A visible focus helps users know which element has keyboard focus and where they are on the page. When an element gets focus there should be a visible border around it. Highlighting the element that has keyboard focus or is hovered over can provide information like whether the element is interactive or the scope of that element.
We have made improvements to this issue week commencing 26 July 2021 ensuring a visible keyboard focus on our website search bar when activated via keyboard and improving the contrast on our logo.
At present there there is no visible keyboard focus on the various logos in the footer of our , or a clearly visible focus indicator on the user interface components on the form which makes it hard for the user to tell where they are on the page. As with the two previous issues, these will also be corrected with our revised Register which will be installed before October 2021 following testing from our Planning Team.
Issues with navigation

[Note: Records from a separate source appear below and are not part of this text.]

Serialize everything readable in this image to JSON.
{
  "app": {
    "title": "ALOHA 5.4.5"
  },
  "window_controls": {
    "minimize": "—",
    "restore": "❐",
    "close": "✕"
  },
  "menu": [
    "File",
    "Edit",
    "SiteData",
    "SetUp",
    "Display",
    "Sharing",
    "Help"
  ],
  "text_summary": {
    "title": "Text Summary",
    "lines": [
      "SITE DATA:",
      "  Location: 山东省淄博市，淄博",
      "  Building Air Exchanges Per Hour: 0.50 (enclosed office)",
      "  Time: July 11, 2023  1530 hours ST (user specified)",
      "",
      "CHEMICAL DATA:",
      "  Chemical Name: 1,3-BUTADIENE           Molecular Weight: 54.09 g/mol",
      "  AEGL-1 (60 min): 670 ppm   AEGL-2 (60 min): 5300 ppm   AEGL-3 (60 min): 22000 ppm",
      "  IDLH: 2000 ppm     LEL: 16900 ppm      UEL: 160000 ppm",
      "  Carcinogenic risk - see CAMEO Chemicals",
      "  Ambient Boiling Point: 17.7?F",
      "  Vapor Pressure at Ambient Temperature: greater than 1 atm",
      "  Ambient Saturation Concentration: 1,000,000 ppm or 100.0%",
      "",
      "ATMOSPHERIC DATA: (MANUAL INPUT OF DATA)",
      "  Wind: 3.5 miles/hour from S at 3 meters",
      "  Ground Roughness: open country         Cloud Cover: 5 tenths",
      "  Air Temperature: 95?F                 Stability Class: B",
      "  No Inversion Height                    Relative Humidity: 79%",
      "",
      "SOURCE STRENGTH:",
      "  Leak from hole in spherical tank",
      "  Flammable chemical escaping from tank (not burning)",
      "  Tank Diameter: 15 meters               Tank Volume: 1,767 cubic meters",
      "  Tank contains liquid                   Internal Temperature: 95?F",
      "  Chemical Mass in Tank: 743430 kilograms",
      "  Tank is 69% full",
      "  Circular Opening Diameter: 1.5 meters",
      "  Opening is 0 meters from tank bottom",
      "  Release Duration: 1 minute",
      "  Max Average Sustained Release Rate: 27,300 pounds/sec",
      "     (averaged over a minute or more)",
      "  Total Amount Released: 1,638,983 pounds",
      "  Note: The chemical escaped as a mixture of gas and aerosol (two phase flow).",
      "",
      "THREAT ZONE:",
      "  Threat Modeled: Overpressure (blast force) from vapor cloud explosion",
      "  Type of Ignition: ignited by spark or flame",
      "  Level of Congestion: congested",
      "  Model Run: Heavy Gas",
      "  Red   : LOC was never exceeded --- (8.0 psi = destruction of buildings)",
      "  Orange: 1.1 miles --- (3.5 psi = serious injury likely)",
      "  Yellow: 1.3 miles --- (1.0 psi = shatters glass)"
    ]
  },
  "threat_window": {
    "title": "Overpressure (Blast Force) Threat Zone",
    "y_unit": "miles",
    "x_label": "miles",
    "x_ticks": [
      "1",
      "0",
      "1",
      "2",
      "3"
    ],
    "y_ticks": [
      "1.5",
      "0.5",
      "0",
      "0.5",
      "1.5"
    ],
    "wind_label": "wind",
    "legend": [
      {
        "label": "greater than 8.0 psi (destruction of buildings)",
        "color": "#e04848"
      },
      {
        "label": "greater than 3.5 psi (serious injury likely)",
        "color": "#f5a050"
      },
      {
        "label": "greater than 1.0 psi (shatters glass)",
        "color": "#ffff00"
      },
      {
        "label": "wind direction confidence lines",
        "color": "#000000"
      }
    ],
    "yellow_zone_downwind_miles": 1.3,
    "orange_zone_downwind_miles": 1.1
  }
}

Some information is provided as content within a map. This doesn’t meet WCAG 2.1 success criterion 1.1.1 Non-text Content. We aim to publish all content that is only available in a map as HTML. We aim to have replaced existing information maps by the end of October 2021.
A small number of pages contain tables that are used for layout purposes. As of August 2021 we have revised all tables to include a header scope element.
As of August 2020, we have fixed the ability to zoom in up to 300% without the text spilling off the screen.
There is not currently more than one way to locate a web page within a set of web pages. This doesn’t meet WCAG 2.1 success criterion 2.4.5. We aim to add a dynamic sitemap by the end of October 2021.
We have added a current keyboard operable user interface that has a mode of operation where the keyboard focus indicator is visible. Since Jan 2020 we have worked to ensure that control change appearance when they are selected (WCAG AA 2.4.7). Through internal testing we have identified approximately 50 pages where this does not occur. We are working with our web developers to rectify these remaining pages by October 2021.
All link names should be accessible by a screen reader and be descriptive enough to inform a user of where that link will take them. We have been going through links and improving them. Since August 2020 we have improved descriptive links to over 700 pages. We are continuing with this work and aim to complete this by the end of October 2021.
We have worked to ensure all button have names that are accessible to screen readers and descriptive enough to tell a user where that button will take them.
Issues with PDFs and other documents
Many of our older PDFs and other documents don’t meet accessibility standards – for example, they may not be marked up so they’re accessible to a screen reader.
Some of our documents are essential to providing our services. For example, we have PDFs with information on how users can access our planning service, and forms published as Word documents. We have a programme of work currently in progress to either recreate these documents as an accessible PDF or an HTML webpage.
At the end of February 2021, we issued PDF guidance to staff producing such documentation, we are currently working with a third-party contractor to produce new in-house brand guidelines that will include structure PDF templates to ensure all new documents have consistent and accessible heading structures and reading orders.
We are reviewing the scale and scope of the work to remediate PDFs published since September 2018 and will update this accessibility statement when this review is complete.
The accessibility regulations don’t require us to fix PDFs or other documents published before 23 September 2018 if they are not essential to providing our services.
We aim to ensure that any new documents we publish meet accessibility standards. If there are any documents that you are unable to access, please contact us for an accessible version. See ‘Alternative formats’ above, in this statement.